was not even elected vice president. he was a michigan. jimmy carter from georgia. ronald reagan from california. first george bush, texas by a connecticut. bill clinton from arkansas, and the second bush from texas. so 2008 is in some ways a watershed election. it is this 40 year period of sun belt dominance. and there were issues that are critical in the politics that develop, that came out of the sun belt. they tended to have a conservative task to them. they tended to be oriented around history of strong national defense, of an opposition to unions and a defense of free enterprise politics. and also it's in the sun belt, in the south and southwest that we see the rise of what we see by the 1970s is becoming to talk about as the religious right, the rise of evangelical involved in the clinical process in new and important ways. so thurmond was at the forefront of all of those issues in his own politics. national defense, he was a staunch anti-communist. he played an important role in right wing anti-communist populist politics in the late '50s and early 1960s. it's one of the thing
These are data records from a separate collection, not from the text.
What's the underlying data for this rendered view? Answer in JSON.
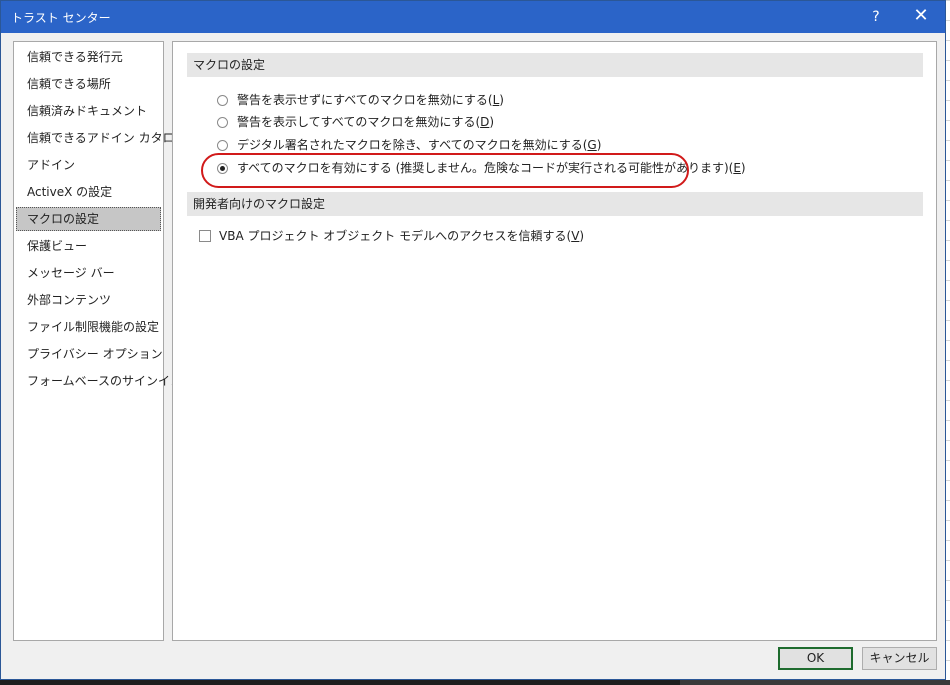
{
  "window": {
    "title": "トラスト センター",
    "help_label": "?",
    "close_label": "✕"
  },
  "sidebar": {
    "items": [
      {
        "label": "信頼できる発行元"
      },
      {
        "label": "信頼できる場所"
      },
      {
        "label": "信頼済みドキュメント"
      },
      {
        "label": "信頼できるアドイン カタログ"
      },
      {
        "label": "アドイン"
      },
      {
        "label": "ActiveX の設定"
      },
      {
        "label": "マクロの設定",
        "selected": true
      },
      {
        "label": "保護ビュー"
      },
      {
        "label": "メッセージ バー"
      },
      {
        "label": "外部コンテンツ"
      },
      {
        "label": "ファイル制限機能の設定"
      },
      {
        "label": "プライバシー オプション"
      },
      {
        "label": "フォームベースのサインイン"
      }
    ]
  },
  "macro_settings": {
    "header": "マクロの設定",
    "options": [
      {
        "text": "警告を表示せずにすべてのマクロを無効にする(",
        "key": "L",
        "end": ")",
        "checked": false
      },
      {
        "text": "警告を表示してすべてのマクロを無効にする(",
        "key": "D",
        "end": ")",
        "checked": false
      },
      {
        "text": "デジタル署名されたマクロを除き、すべてのマクロを無効にする(",
        "key": "G",
        "end": ")",
        "checked": false
      },
      {
        "text": "すべてのマクロを有効にする (推奨しません。危険なコードが実行される可能性があります)(",
        "key": "E",
        "end": ")",
        "checked": true
      }
    ]
  },
  "developer_settings": {
    "header": "開発者向けのマクロ設定",
    "vba_access": {
      "text": "VBA プロジェクト オブジェクト モデルへのアクセスを信頼する(",
      "key": "V",
      "end": ")",
      "checked": false
    }
  },
  "buttons": {
    "ok": "OK",
    "cancel": "キャンセル"
  },
  "colors": {
    "titlebar": "#2b64c8",
    "highlight_ellipse": "#d11a1a",
    "ok_border": "#1e6b2e"
  }
}
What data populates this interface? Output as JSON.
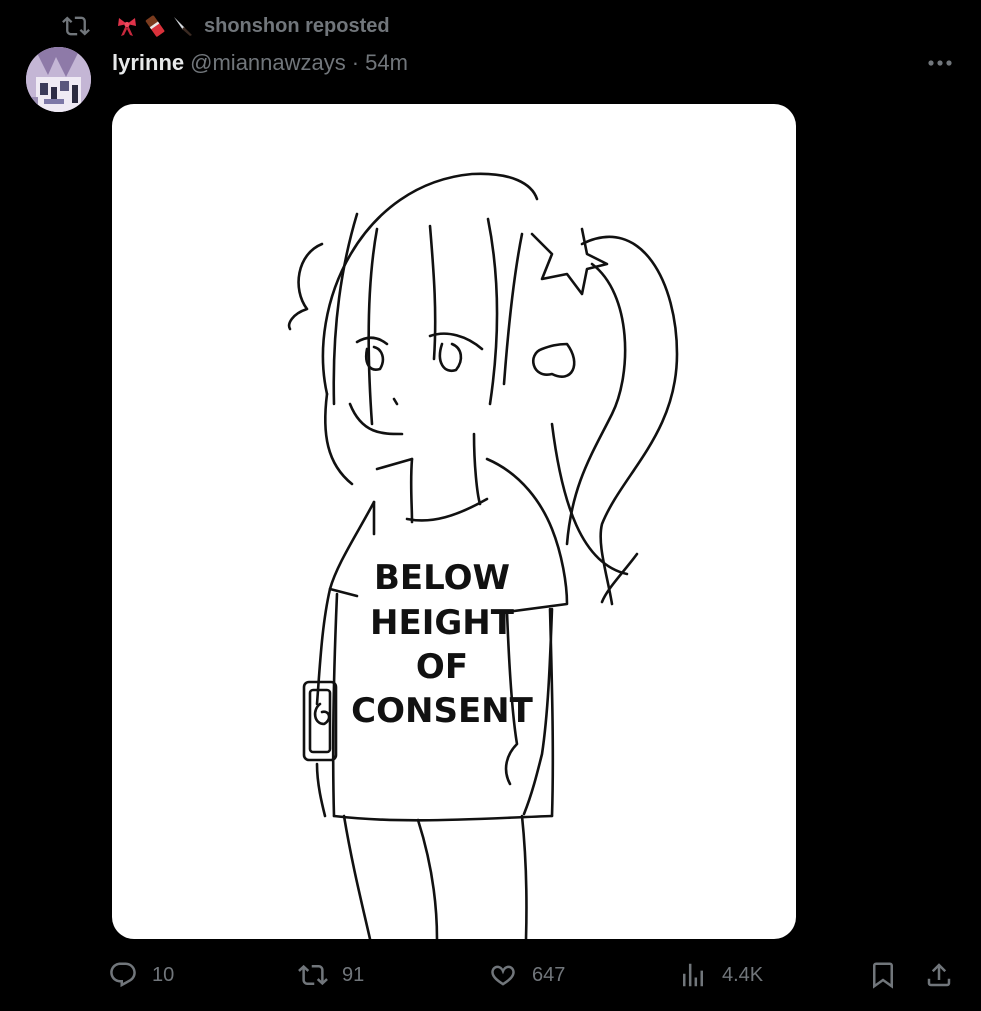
{
  "repost": {
    "icon": "repost-icon",
    "by_label": "shonshon reposted",
    "emojis": [
      "ribbon-emoji",
      "chocolate-emoji",
      "knife-emoji"
    ]
  },
  "post": {
    "display_name": "lyrinne",
    "handle": "@miannawzays",
    "separator": "·",
    "time": "54m",
    "more_icon": "more-horizontal-icon",
    "media": {
      "kind": "line-drawing",
      "shirt_text": [
        "BELOW",
        "HEIGHT",
        "OF",
        "CONSENT"
      ]
    }
  },
  "actions": {
    "reply": {
      "icon": "reply-icon",
      "count": "10"
    },
    "repost": {
      "icon": "repost-icon",
      "count": "91"
    },
    "like": {
      "icon": "heart-icon",
      "count": "647"
    },
    "views": {
      "icon": "views-icon",
      "count": "4.4K"
    },
    "bookmark": {
      "icon": "bookmark-icon"
    },
    "share": {
      "icon": "share-icon"
    }
  },
  "colors": {
    "background": "#000000",
    "primary_text": "#e7e9ea",
    "secondary_text": "#71767b"
  }
}
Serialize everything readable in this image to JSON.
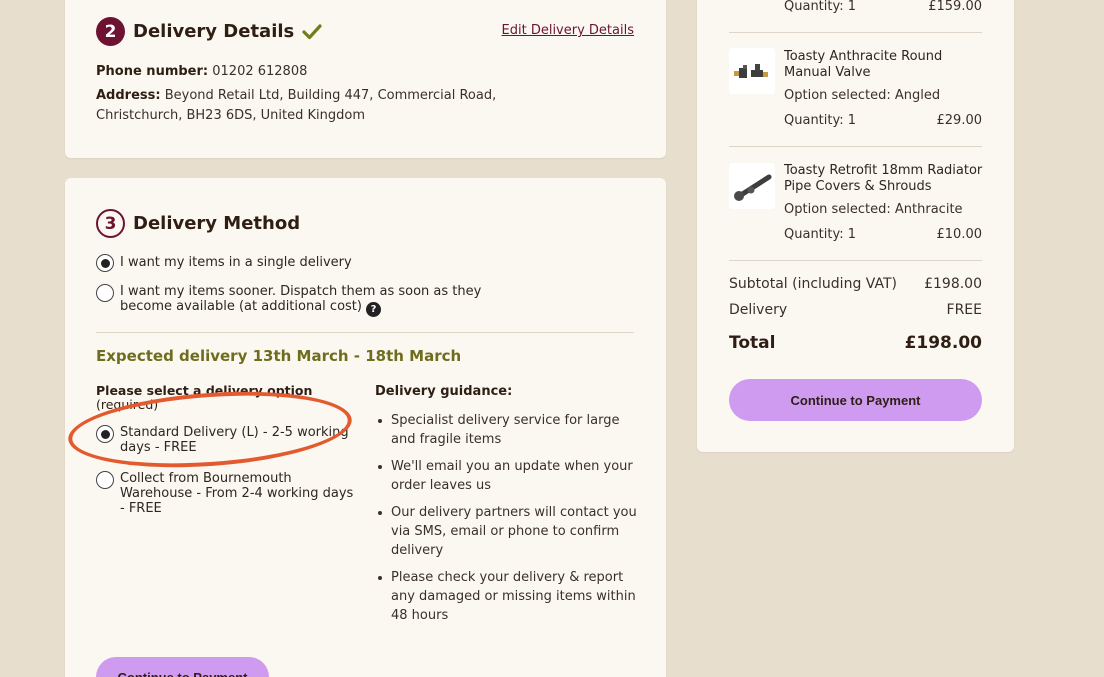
{
  "delivery_details": {
    "step": "2",
    "title": "Delivery Details",
    "edit_link": "Edit Delivery Details",
    "phone_label": "Phone number:",
    "phone_value": "01202 612808",
    "address_label": "Address:",
    "address_line1": "Beyond Retail Ltd, Building 447, Commercial Road,",
    "address_line2": "Christchurch, BH23 6DS, United Kingdom"
  },
  "delivery_method": {
    "step": "3",
    "title": "Delivery Method",
    "single_delivery": "I want my items in a single delivery",
    "sooner_line1": "I want my items sooner. Dispatch them as soon as they",
    "sooner_line2": "become available (at additional cost)",
    "help_glyph": "?",
    "expected": "Expected delivery 13th March - 18th March",
    "option_label": "Please select a delivery option",
    "required": "(required)",
    "options": [
      {
        "line1": "Standard Delivery (L) - 2-5 working",
        "line2": "days - FREE",
        "selected": true
      },
      {
        "line1": "Collect from Bournemouth",
        "line2": "Warehouse - From 2-4 working days",
        "line3": "- FREE",
        "selected": false
      }
    ],
    "guidance_title": "Delivery guidance:",
    "guidance": [
      "Specialist delivery service for large and fragile items",
      "We'll email you an update when your order leaves us",
      "Our delivery partners will contact you via SMS, email or phone to confirm delivery",
      "Please check your delivery & report any damaged or missing items within 48 hours"
    ],
    "continue_label": "Continue to Payment"
  },
  "summary": {
    "top_qty": "Quantity: 1",
    "top_price": "£159.00",
    "items": [
      {
        "name": "Toasty Anthracite Round Manual Valve",
        "option": "Option selected: Angled",
        "qty": "Quantity: 1",
        "price": "£29.00"
      },
      {
        "name": "Toasty Retrofit 18mm Radiator Pipe Covers & Shrouds",
        "option": "Option selected: Anthracite",
        "qty": "Quantity: 1",
        "price": "£10.00"
      }
    ],
    "subtotal_label": "Subtotal (including VAT)",
    "subtotal_value": "£198.00",
    "delivery_label": "Delivery",
    "delivery_value": "FREE",
    "total_label": "Total",
    "total_value": "£198.00",
    "continue_label": "Continue to Payment"
  },
  "colors": {
    "background": "#e7dece",
    "card": "#fbf8f1",
    "step_accent": "#6d1233",
    "check_green": "#6f7d1a",
    "expected_text": "#6f6d1d",
    "button": "#cf9bf0",
    "annotation": "#e35a2f"
  }
}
scoring based upon race. if they do that, they might run afoul of the michigan problem. assigning numbers to it, which creates another type of problem. it is possible that ms. fisher might have been admitted to a summer program under which texas and that the number of people who are not admitted to regular programs. it's not clear to me whether she actually tried to get into that program. in any event, she was not actually admitted it. one of the arguments that she made is it is impossible to reconstruct what would've happened. and that maybe this is a lawsuit which could prevent the university of texas from going forward with this program in the future. the problem from ms. fisher's perspective is she has already completed the university. this is not a class action. she has not sought an injunction against future use of the program because she would have no standing. the only thing she is seeking at this time is monetary damages. the damages she has claimed as far as i am aware that she paid an application fee of $100 or something of that range. and she wants that feedback. we are not cl
Search Results 0 to 7 of about 8